Your instructions: Look through the material that follows and show every line with the string "Management".

Entries shown:
________________________

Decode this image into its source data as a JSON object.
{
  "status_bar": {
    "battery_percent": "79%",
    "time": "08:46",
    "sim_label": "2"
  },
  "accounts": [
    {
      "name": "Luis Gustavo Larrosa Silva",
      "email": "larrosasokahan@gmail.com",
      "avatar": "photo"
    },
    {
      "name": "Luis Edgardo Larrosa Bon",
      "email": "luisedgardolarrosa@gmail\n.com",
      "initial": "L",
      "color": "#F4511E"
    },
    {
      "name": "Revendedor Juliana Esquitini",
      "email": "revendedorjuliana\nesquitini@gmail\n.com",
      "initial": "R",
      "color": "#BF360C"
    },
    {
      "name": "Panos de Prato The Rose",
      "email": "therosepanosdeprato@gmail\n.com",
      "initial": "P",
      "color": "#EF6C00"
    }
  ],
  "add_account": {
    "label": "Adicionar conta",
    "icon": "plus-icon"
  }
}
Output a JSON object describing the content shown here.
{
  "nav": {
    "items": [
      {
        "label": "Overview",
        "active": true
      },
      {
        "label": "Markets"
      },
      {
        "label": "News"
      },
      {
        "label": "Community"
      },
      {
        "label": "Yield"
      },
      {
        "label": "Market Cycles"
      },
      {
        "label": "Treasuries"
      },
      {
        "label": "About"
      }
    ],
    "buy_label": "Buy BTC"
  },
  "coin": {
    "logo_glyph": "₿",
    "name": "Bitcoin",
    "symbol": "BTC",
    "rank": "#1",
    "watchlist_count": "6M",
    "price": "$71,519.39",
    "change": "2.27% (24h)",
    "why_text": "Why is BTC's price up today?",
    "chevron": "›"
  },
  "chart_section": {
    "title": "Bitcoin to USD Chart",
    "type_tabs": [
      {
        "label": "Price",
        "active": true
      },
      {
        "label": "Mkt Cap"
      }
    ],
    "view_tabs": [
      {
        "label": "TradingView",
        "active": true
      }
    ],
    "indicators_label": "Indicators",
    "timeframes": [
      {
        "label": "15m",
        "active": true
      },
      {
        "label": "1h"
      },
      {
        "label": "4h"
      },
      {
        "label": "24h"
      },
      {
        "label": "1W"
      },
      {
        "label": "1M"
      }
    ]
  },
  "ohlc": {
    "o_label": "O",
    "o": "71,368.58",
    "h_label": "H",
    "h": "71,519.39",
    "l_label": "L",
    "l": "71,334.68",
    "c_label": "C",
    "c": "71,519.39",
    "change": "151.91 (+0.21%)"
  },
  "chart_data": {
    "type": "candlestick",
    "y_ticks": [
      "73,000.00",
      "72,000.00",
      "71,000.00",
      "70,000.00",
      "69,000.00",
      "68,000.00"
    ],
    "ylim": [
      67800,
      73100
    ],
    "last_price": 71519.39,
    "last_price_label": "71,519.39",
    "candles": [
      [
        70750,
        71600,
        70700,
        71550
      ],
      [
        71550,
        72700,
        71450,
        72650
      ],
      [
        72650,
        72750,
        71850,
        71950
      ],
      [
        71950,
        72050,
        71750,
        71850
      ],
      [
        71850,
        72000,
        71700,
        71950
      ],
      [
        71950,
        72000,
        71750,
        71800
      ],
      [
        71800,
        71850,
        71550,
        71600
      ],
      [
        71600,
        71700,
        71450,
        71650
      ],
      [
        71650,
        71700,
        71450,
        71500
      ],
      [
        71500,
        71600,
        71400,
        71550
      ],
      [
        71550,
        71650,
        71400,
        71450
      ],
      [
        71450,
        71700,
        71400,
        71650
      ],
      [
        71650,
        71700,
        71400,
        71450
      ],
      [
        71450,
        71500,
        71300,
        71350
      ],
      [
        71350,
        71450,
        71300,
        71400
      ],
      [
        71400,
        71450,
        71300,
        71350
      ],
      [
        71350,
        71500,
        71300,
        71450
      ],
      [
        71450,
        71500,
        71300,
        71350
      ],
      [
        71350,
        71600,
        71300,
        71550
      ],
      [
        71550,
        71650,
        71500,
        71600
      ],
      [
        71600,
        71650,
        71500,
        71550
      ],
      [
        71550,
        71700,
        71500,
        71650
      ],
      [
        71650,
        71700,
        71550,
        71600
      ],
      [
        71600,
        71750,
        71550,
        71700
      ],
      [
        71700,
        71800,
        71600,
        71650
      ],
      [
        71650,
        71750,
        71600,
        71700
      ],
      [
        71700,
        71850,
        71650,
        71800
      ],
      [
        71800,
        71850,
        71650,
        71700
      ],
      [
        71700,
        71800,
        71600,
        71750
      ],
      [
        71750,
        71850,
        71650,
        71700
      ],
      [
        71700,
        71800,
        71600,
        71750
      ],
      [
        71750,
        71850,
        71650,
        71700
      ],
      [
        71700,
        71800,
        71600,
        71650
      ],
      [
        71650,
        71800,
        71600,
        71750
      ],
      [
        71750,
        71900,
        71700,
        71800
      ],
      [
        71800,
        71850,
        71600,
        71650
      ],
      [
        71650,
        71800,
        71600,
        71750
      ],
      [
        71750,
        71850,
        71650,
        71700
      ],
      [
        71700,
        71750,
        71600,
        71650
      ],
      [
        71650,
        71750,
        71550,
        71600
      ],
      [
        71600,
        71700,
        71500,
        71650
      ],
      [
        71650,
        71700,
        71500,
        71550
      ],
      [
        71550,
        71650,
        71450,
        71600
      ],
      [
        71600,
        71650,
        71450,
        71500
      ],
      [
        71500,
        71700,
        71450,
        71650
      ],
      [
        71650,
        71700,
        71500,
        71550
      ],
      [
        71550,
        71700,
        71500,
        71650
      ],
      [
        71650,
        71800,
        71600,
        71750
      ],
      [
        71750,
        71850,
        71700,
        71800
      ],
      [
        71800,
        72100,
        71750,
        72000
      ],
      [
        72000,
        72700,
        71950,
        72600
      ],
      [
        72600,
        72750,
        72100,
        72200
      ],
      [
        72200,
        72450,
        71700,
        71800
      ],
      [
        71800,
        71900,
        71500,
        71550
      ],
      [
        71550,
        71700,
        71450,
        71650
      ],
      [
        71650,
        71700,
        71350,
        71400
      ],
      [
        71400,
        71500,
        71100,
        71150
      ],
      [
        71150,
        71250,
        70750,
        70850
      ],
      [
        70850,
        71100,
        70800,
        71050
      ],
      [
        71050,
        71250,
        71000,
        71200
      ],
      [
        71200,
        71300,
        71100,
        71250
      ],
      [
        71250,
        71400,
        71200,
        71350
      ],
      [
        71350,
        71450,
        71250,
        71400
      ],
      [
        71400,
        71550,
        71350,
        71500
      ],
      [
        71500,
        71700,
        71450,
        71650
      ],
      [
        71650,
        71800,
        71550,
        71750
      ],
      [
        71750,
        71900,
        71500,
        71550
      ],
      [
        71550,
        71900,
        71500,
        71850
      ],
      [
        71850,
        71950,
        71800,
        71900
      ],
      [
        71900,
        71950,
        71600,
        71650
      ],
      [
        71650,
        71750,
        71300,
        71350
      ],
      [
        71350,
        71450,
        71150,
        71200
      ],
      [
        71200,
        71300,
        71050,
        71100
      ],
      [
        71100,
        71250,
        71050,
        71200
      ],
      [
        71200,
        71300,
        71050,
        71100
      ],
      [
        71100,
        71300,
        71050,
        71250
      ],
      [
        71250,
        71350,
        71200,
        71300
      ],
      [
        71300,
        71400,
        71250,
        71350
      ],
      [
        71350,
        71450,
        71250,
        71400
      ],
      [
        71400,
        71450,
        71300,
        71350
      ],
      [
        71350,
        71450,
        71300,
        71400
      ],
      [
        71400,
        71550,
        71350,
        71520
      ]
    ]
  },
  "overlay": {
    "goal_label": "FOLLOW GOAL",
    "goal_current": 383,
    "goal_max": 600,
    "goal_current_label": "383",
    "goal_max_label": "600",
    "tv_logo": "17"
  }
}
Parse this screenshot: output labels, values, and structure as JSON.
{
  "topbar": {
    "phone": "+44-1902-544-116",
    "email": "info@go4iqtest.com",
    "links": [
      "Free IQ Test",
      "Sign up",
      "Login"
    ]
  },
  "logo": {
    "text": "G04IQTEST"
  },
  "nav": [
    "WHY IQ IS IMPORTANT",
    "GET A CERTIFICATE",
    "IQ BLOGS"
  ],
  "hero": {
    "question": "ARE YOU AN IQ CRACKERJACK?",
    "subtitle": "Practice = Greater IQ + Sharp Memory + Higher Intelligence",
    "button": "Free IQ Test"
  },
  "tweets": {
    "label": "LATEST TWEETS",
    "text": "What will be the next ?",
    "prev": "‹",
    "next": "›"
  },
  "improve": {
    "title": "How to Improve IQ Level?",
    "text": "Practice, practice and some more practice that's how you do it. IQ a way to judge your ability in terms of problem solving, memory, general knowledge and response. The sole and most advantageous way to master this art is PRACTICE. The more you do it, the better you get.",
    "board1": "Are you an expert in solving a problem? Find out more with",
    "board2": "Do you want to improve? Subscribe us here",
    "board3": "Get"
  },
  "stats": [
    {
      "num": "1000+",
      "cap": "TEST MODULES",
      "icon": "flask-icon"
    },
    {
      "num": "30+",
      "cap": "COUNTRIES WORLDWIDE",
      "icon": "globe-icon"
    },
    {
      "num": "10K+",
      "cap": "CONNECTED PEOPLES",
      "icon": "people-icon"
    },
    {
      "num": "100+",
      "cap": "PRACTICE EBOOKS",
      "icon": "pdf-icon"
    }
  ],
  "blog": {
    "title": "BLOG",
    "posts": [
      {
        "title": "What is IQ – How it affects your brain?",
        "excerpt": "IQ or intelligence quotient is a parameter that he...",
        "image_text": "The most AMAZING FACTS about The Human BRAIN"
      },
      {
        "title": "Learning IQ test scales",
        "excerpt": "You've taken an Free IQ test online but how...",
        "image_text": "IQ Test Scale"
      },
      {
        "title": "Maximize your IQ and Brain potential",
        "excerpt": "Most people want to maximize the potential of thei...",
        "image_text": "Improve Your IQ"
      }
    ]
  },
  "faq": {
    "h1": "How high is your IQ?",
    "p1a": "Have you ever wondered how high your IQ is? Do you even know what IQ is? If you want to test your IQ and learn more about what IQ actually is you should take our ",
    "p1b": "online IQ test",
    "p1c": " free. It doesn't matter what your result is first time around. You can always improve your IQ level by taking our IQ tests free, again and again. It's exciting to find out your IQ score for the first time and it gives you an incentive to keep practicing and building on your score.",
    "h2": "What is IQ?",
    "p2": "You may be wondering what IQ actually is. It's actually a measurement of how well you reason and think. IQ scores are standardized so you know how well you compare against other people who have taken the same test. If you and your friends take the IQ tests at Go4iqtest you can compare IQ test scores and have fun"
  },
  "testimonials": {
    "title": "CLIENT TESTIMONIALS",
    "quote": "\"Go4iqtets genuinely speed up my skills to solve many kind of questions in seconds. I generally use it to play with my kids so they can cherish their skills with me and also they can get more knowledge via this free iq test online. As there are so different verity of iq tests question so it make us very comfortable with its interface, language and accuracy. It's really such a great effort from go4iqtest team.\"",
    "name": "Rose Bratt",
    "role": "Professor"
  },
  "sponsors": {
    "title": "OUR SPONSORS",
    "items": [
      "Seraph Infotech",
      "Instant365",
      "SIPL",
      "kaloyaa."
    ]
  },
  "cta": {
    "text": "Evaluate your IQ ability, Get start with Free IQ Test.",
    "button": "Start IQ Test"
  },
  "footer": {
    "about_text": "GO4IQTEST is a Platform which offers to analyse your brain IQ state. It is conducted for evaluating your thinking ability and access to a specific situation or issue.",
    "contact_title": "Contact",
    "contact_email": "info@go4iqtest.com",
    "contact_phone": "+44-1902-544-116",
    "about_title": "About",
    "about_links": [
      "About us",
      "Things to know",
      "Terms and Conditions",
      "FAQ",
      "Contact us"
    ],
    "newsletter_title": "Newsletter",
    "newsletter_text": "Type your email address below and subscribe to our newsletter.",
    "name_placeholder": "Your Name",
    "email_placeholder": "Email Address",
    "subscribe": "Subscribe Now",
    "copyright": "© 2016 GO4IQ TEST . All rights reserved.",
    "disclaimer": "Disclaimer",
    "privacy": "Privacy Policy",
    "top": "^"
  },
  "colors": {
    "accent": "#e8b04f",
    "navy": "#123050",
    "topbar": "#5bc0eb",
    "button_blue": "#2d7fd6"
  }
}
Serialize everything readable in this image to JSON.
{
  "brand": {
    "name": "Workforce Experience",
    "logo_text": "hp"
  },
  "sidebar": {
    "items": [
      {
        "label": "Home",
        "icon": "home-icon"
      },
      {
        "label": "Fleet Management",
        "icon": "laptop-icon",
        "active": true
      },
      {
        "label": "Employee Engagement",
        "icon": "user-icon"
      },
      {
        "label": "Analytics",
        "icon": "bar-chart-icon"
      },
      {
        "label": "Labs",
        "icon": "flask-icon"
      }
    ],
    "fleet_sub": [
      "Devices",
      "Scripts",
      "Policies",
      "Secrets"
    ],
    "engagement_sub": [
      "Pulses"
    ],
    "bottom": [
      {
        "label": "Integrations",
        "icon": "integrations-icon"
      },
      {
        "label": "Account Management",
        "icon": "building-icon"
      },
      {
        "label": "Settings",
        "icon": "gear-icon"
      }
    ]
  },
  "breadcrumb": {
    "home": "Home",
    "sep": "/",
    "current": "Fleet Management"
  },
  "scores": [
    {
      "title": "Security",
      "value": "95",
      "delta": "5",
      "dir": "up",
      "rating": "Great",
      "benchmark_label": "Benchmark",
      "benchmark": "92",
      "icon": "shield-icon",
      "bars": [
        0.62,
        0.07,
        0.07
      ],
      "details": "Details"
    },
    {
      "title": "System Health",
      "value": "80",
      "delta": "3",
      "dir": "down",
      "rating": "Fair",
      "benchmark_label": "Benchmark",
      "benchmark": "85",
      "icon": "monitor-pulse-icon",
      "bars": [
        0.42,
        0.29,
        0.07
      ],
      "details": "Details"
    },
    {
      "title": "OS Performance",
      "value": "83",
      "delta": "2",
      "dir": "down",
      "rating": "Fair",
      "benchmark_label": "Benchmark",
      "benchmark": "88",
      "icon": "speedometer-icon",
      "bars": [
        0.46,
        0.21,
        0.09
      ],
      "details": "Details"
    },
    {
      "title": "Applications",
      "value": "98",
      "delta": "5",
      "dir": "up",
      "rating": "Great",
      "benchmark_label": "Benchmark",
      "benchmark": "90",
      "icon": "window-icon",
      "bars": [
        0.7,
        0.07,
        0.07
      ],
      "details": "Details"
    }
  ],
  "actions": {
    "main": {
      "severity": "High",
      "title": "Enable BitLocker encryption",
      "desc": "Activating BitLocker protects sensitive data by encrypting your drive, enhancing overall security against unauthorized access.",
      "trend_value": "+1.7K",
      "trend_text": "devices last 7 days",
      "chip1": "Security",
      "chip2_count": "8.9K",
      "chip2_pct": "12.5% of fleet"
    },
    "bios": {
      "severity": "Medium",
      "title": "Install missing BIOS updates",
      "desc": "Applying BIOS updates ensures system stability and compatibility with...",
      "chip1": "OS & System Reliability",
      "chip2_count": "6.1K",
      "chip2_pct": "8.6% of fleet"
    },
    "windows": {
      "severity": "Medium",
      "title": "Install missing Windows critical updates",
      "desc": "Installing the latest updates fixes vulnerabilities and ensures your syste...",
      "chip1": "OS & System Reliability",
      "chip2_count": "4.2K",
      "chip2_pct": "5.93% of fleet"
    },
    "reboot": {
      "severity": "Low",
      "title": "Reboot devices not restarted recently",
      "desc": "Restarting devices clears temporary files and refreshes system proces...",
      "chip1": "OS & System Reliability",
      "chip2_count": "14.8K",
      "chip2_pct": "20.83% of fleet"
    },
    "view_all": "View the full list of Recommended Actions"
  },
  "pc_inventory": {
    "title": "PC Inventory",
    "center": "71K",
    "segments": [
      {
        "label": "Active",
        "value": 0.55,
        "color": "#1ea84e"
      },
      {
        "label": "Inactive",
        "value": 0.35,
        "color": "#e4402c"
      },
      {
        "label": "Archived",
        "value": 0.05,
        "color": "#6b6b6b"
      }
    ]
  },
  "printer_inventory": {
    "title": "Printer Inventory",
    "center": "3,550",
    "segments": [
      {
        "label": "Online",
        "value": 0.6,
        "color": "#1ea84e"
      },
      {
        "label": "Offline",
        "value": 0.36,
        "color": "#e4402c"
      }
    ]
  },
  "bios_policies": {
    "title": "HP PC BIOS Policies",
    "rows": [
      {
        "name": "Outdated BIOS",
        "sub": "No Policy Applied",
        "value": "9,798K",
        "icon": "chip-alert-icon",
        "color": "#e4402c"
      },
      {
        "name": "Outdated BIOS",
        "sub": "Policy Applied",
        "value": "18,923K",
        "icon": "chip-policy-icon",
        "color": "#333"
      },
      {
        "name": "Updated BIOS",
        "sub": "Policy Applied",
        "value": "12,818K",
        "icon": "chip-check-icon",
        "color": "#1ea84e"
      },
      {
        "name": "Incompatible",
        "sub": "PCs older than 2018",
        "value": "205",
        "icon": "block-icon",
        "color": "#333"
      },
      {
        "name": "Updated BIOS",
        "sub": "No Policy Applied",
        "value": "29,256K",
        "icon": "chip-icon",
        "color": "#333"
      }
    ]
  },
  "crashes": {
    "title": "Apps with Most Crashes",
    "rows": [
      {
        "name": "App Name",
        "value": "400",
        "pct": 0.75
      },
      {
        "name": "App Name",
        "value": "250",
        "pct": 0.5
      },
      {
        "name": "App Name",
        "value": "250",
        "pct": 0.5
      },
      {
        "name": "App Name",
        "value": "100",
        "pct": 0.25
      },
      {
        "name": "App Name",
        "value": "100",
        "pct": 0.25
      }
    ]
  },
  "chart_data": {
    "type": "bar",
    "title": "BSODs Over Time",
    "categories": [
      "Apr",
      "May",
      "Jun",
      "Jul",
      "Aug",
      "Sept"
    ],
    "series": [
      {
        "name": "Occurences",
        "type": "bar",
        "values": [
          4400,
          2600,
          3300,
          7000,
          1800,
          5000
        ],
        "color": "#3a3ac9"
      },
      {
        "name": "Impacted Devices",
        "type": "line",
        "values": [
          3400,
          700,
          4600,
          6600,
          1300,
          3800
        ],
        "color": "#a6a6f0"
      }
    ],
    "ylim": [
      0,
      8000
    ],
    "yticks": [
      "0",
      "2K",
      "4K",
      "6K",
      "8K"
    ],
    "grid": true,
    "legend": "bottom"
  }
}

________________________

Your response:
        "label": "Fleet Management",
        "label": "Account Management",
    "current": "Fleet Management"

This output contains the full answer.